• WHAT TO WORK ON: Search term "label": copy each line of the data containing it.

(Entries from a dataset of interfaces)

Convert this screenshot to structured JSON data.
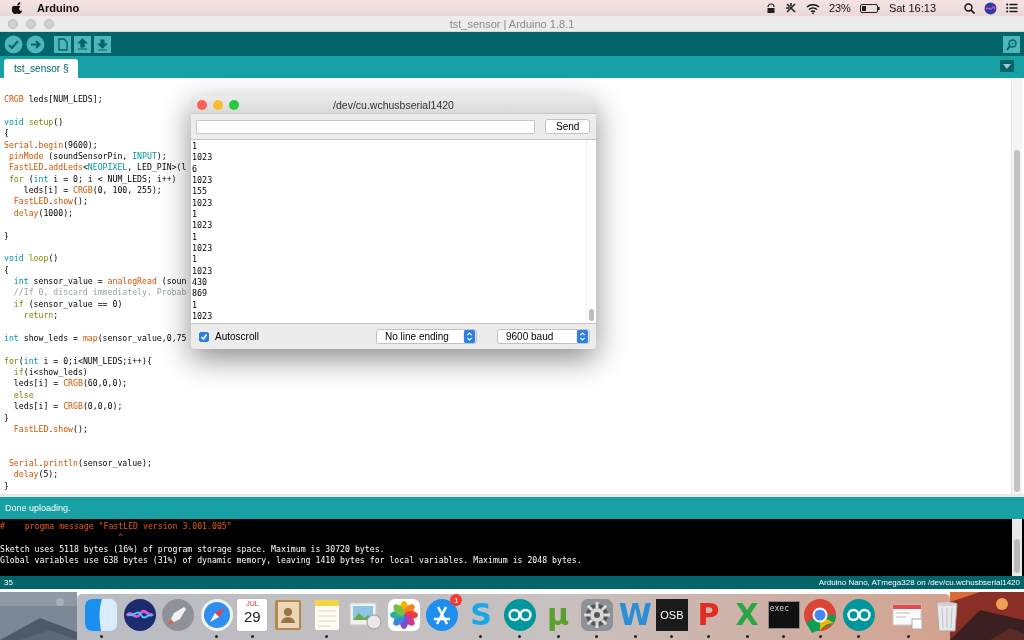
{
  "menubar": {
    "app": "Arduino",
    "battery": "23%",
    "clock": "Sat 16:13"
  },
  "window": {
    "title": "tst_sensor | Arduino 1.8.1"
  },
  "tabs": [
    {
      "label": "tst_sensor §",
      "selected": true
    }
  ],
  "editor": {
    "lines": [
      {
        "kind": "code",
        "segments": [
          {
            "text": "CRGB",
            "kind": "func"
          },
          {
            "text": " leds[NUM_LEDS];",
            "kind": "plain"
          }
        ]
      },
      {
        "kind": "blank"
      },
      {
        "kind": "code",
        "segments": [
          {
            "text": "void ",
            "kind": "type"
          },
          {
            "text": "setup",
            "kind": "keyword"
          },
          {
            "text": "()",
            "kind": "plain"
          }
        ]
      },
      {
        "kind": "code",
        "segments": [
          {
            "text": "{",
            "kind": "plain"
          }
        ]
      },
      {
        "kind": "code",
        "segments": [
          {
            "text": "Serial",
            "kind": "func"
          },
          {
            "text": ".",
            "kind": "plain"
          },
          {
            "text": "begin",
            "kind": "func"
          },
          {
            "text": "(9600);",
            "kind": "plain"
          }
        ]
      },
      {
        "kind": "code",
        "segments": [
          {
            "text": " pinMode",
            "kind": "func"
          },
          {
            "text": " (soundSensorPin, ",
            "kind": "plain"
          },
          {
            "text": "INPUT",
            "kind": "type"
          },
          {
            "text": ");",
            "kind": "plain"
          }
        ]
      },
      {
        "kind": "code",
        "segments": [
          {
            "text": " FastLED",
            "kind": "func"
          },
          {
            "text": ".",
            "kind": "plain"
          },
          {
            "text": "addLeds",
            "kind": "func"
          },
          {
            "text": "<",
            "kind": "plain"
          },
          {
            "text": "NEOPIXEL",
            "kind": "type"
          },
          {
            "text": ", LED_PIN>(l",
            "kind": "plain"
          }
        ]
      },
      {
        "kind": "code",
        "segments": [
          {
            "text": " for",
            "kind": "keyword"
          },
          {
            "text": " (",
            "kind": "plain"
          },
          {
            "text": "int",
            "kind": "type"
          },
          {
            "text": " i = 0; i < NUM_LEDS; i++)",
            "kind": "plain"
          }
        ]
      },
      {
        "kind": "code",
        "segments": [
          {
            "text": "    leds[i] = ",
            "kind": "plain"
          },
          {
            "text": "CRGB",
            "kind": "func"
          },
          {
            "text": "(0, 100, 255);",
            "kind": "plain"
          }
        ]
      },
      {
        "kind": "code",
        "segments": [
          {
            "text": "  FastLED",
            "kind": "func"
          },
          {
            "text": ".",
            "kind": "plain"
          },
          {
            "text": "show",
            "kind": "func"
          },
          {
            "text": "();",
            "kind": "plain"
          }
        ]
      },
      {
        "kind": "code",
        "segments": [
          {
            "text": "  delay",
            "kind": "func"
          },
          {
            "text": "(1000);",
            "kind": "plain"
          }
        ]
      },
      {
        "kind": "blank"
      },
      {
        "kind": "code",
        "segments": [
          {
            "text": "}",
            "kind": "plain"
          }
        ]
      },
      {
        "kind": "blank"
      },
      {
        "kind": "code",
        "segments": [
          {
            "text": "void ",
            "kind": "type"
          },
          {
            "text": "loop",
            "kind": "keyword"
          },
          {
            "text": "()",
            "kind": "plain"
          }
        ]
      },
      {
        "kind": "code",
        "segments": [
          {
            "text": "{",
            "kind": "plain"
          }
        ]
      },
      {
        "kind": "code",
        "segments": [
          {
            "text": "  int",
            "kind": "type"
          },
          {
            "text": " sensor_value = ",
            "kind": "plain"
          },
          {
            "text": "analogRead",
            "kind": "func"
          },
          {
            "text": " (soun",
            "kind": "plain"
          }
        ]
      },
      {
        "kind": "code",
        "segments": [
          {
            "text": "  //If 0, discard immediately. Probab",
            "kind": "comment"
          }
        ]
      },
      {
        "kind": "code",
        "segments": [
          {
            "text": "  if",
            "kind": "keyword"
          },
          {
            "text": " (sensor_value == 0)",
            "kind": "plain"
          }
        ]
      },
      {
        "kind": "code",
        "segments": [
          {
            "text": "    return",
            "kind": "keyword"
          },
          {
            "text": ";",
            "kind": "plain"
          }
        ]
      },
      {
        "kind": "blank"
      },
      {
        "kind": "code",
        "segments": [
          {
            "text": "int",
            "kind": "type"
          },
          {
            "text": " show_leds = ",
            "kind": "plain"
          },
          {
            "text": "map",
            "kind": "func"
          },
          {
            "text": "(sensor_value,0,75",
            "kind": "plain"
          }
        ]
      },
      {
        "kind": "blank"
      },
      {
        "kind": "code",
        "segments": [
          {
            "text": "for",
            "kind": "keyword"
          },
          {
            "text": "(",
            "kind": "plain"
          },
          {
            "text": "int",
            "kind": "type"
          },
          {
            "text": " i = 0;i<NUM_LEDS;i++){",
            "kind": "plain"
          }
        ]
      },
      {
        "kind": "code",
        "segments": [
          {
            "text": "  if",
            "kind": "keyword"
          },
          {
            "text": "(i<show_leds)",
            "kind": "plain"
          }
        ]
      },
      {
        "kind": "code",
        "segments": [
          {
            "text": "  leds[i] = ",
            "kind": "plain"
          },
          {
            "text": "CRGB",
            "kind": "func"
          },
          {
            "text": "(60,0,0);",
            "kind": "plain"
          }
        ]
      },
      {
        "kind": "code",
        "segments": [
          {
            "text": "  else",
            "kind": "keyword"
          }
        ]
      },
      {
        "kind": "code",
        "segments": [
          {
            "text": "  leds[i] = ",
            "kind": "plain"
          },
          {
            "text": "CRGB",
            "kind": "func"
          },
          {
            "text": "(0,0,0);",
            "kind": "plain"
          }
        ]
      },
      {
        "kind": "code",
        "segments": [
          {
            "text": "}",
            "kind": "plain"
          }
        ]
      },
      {
        "kind": "code",
        "segments": [
          {
            "text": "  FastLED",
            "kind": "func"
          },
          {
            "text": ".",
            "kind": "plain"
          },
          {
            "text": "show",
            "kind": "func"
          },
          {
            "text": "();",
            "kind": "plain"
          }
        ]
      },
      {
        "kind": "blank"
      },
      {
        "kind": "blank"
      },
      {
        "kind": "code",
        "segments": [
          {
            "text": " Serial",
            "kind": "func"
          },
          {
            "text": ".",
            "kind": "plain"
          },
          {
            "text": "println",
            "kind": "func"
          },
          {
            "text": "(sensor_value);",
            "kind": "plain"
          }
        ]
      },
      {
        "kind": "code",
        "segments": [
          {
            "text": "  delay",
            "kind": "func"
          },
          {
            "text": "(5);",
            "kind": "plain"
          }
        ]
      },
      {
        "kind": "code",
        "segments": [
          {
            "text": "}",
            "kind": "plain"
          }
        ]
      }
    ]
  },
  "serial_monitor": {
    "title": "/dev/cu.wchusbserial1420",
    "send_button": "Send",
    "output": [
      "1",
      "1023",
      "6",
      "1023",
      "155",
      "1023",
      "1",
      "1023",
      "1",
      "1023",
      "1",
      "1023",
      "430",
      "869",
      "1",
      "1023"
    ],
    "autoscroll": {
      "label": "Autoscroll",
      "checked": true
    },
    "line_ending": "No line ending",
    "baud": "9600 baud"
  },
  "status_message": "Done uploading.",
  "console": {
    "lines": [
      {
        "kind": "warning",
        "text": "#    progma message \"FastLED version 3.001.005\""
      },
      {
        "kind": "warning",
        "text": "                        ^"
      },
      {
        "kind": "info",
        "text": "Sketch uses 5118 bytes (16%) of program storage space. Maximum is 30720 bytes."
      },
      {
        "kind": "info",
        "text": "Global variables use 638 bytes (31%) of dynamic memory, leaving 1410 bytes for local variables. Maximum is 2048 bytes."
      }
    ]
  },
  "status_bar": {
    "line": "35",
    "board": "Arduino Nano, ATmega328 on /dev/cu.wchusbserial1420"
  },
  "dock": {
    "items": [
      {
        "kind": "finder",
        "running": true
      },
      {
        "kind": "siri"
      },
      {
        "kind": "launchpad"
      },
      {
        "kind": "safari",
        "running": true
      },
      {
        "kind": "calendar",
        "running": true,
        "month": "JUL",
        "day": "29"
      },
      {
        "kind": "contacts"
      },
      {
        "kind": "notes",
        "running": true
      },
      {
        "kind": "preview"
      },
      {
        "kind": "photos"
      },
      {
        "kind": "appstore",
        "badge": "1"
      },
      {
        "kind": "glyph",
        "running": true,
        "glyph": "S",
        "color": "#1aa7e8"
      },
      {
        "kind": "arduino",
        "running": true
      },
      {
        "kind": "glyph",
        "running": true,
        "glyph": "µ",
        "color": "#5aa02c"
      },
      {
        "kind": "settings",
        "running": true
      },
      {
        "kind": "glyph",
        "running": true,
        "glyph": "W",
        "color": "#2a8fd8"
      },
      {
        "kind": "label",
        "running": true,
        "glyph": "OSB",
        "color": "#1a1a1a"
      },
      {
        "kind": "glyph",
        "running": true,
        "glyph": "P",
        "color": "#e32b1f"
      },
      {
        "kind": "glyph",
        "running": true,
        "glyph": "X",
        "color": "#27a844"
      },
      {
        "kind": "terminal",
        "running": true,
        "glyph": "exec"
      },
      {
        "kind": "chrome",
        "running": true
      },
      {
        "kind": "arduino",
        "running": true
      },
      {
        "kind": "separator"
      },
      {
        "kind": "document",
        "running": true
      },
      {
        "kind": "trash"
      }
    ]
  }
}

• TASK SOLUTION:
      "label": "tst_sensor §",
      "label": "Autoscroll",
        "kind": "label",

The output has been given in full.